It's not living up to the hype.
Unhappy Amazon shoppers vented on Wednesday about its "Prime Day" sales, slamming the online retailer with the hashtags that included: #unhappyPrimeDay, #AmazonFail, #gobacktosleep, and #PrimeDayFail.
Amazon (Tech30) had promoted the 24-hour sale event as having "more deals than Black Friday" and teased major savings on electronics, home appliances and baby products. ,
But based on the response on social media, the site's "Lightning Deals" weren't that electric and some products sold out in a matter of seconds.
Addressing complaints on social media Wednesday morning that desired products were not being discounted, Amazon said, "We have years of experience with these types of events and we stagger the deals to make sure the fun will last through tonight."
"Prime Day has been exciting so far," Amazon told CNNMoney in a statement. "We strive to have Earth's largest selection so deals range across all 40 product categories including back-to-school supplies, outdoor items, fashion, beauty and even things to stock-up your cupboards."

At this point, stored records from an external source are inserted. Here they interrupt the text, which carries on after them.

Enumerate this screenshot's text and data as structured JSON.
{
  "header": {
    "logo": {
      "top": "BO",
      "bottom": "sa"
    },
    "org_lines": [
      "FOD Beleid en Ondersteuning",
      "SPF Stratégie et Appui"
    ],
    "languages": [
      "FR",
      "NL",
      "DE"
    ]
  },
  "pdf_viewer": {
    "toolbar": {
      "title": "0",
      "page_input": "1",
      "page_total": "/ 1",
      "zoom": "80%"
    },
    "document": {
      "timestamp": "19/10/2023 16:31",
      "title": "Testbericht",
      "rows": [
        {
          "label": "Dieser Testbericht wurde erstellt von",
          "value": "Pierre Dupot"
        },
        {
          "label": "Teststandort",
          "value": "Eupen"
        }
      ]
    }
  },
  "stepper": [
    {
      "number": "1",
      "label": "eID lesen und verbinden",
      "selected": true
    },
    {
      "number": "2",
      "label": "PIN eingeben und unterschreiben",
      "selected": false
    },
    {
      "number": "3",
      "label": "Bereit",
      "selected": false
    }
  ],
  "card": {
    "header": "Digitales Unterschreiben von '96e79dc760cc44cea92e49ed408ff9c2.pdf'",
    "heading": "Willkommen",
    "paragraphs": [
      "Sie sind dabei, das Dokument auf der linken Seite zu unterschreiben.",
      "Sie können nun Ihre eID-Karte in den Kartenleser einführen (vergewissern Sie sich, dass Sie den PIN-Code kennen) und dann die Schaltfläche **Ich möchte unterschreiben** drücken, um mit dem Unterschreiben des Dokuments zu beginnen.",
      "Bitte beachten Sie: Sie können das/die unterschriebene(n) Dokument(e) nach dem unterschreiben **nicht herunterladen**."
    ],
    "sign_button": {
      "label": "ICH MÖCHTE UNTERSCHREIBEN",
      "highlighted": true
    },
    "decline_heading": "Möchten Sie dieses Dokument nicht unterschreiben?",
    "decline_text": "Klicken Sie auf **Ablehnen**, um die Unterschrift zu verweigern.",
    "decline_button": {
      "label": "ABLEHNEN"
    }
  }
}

Later Wednesday, Amazon said that, by at least one measure, "Prime Day" had surpassed last year's Black Friday. "Prime Day peak order rates have already surpassed 2014 Black Friday," Amazon told CNNMoney, using a term that the company said refers to the speed with which customers are ordering once they enter the site.
Still, the backlash on Twitter was notable.
One customer on Twitter took issue with Amazon's claim that Prime Day would be bigger than Black Friday, saying it was more like April Fool's Day.
Another frustrated shopper user said the sale items sold out in seconds -- even "a bunch of crap that no one wants..."
Some were perplexed that even items like "sharpies" were gone in a flash, with one person using the hashtag "amazonsucks."
The backlash was captured by one shopper who tweeted: "Now whenever something in my life goes wrong or I have a bad day, I'll say I had a #primeday."
"Jamal" took to Twitter to call it a "horrible sale with misleading promotion. Where's the stuff we want?"
Another user tweeted, "When I die I want whoever's responsible for #AmazonPrimeDay to lower me into my grave so they can let me down one last time."
Many of the users had colorful and entertaining ways of expressing their disappointment.
And "Teressa" went so far as to say the tweets generated by customers were better than the actual deals.
An executive with the Market Track firm told CNNMoney that while "Prime Day" had comparable deals to Black Friday, Amazon hadn't included some of its best-selling items in the sale.
"Although the best Prime Day deals rivaled the best Black Friday deals, Amazon has not included their most in-demand products in their Prime Day event," Vice President of Marketing Traci Gregorski said. "Just under 10% of their best-sellers in high-demand categories like tablets, televisions, toys & games, video games, laptops, digital cameras, and movies/tv shows were included in the event."
Walmart (, which also hosted a mega-sale on Wednesday, didn't seem to be experiencing quite the same blowback as Amazon on social media from shoppers. )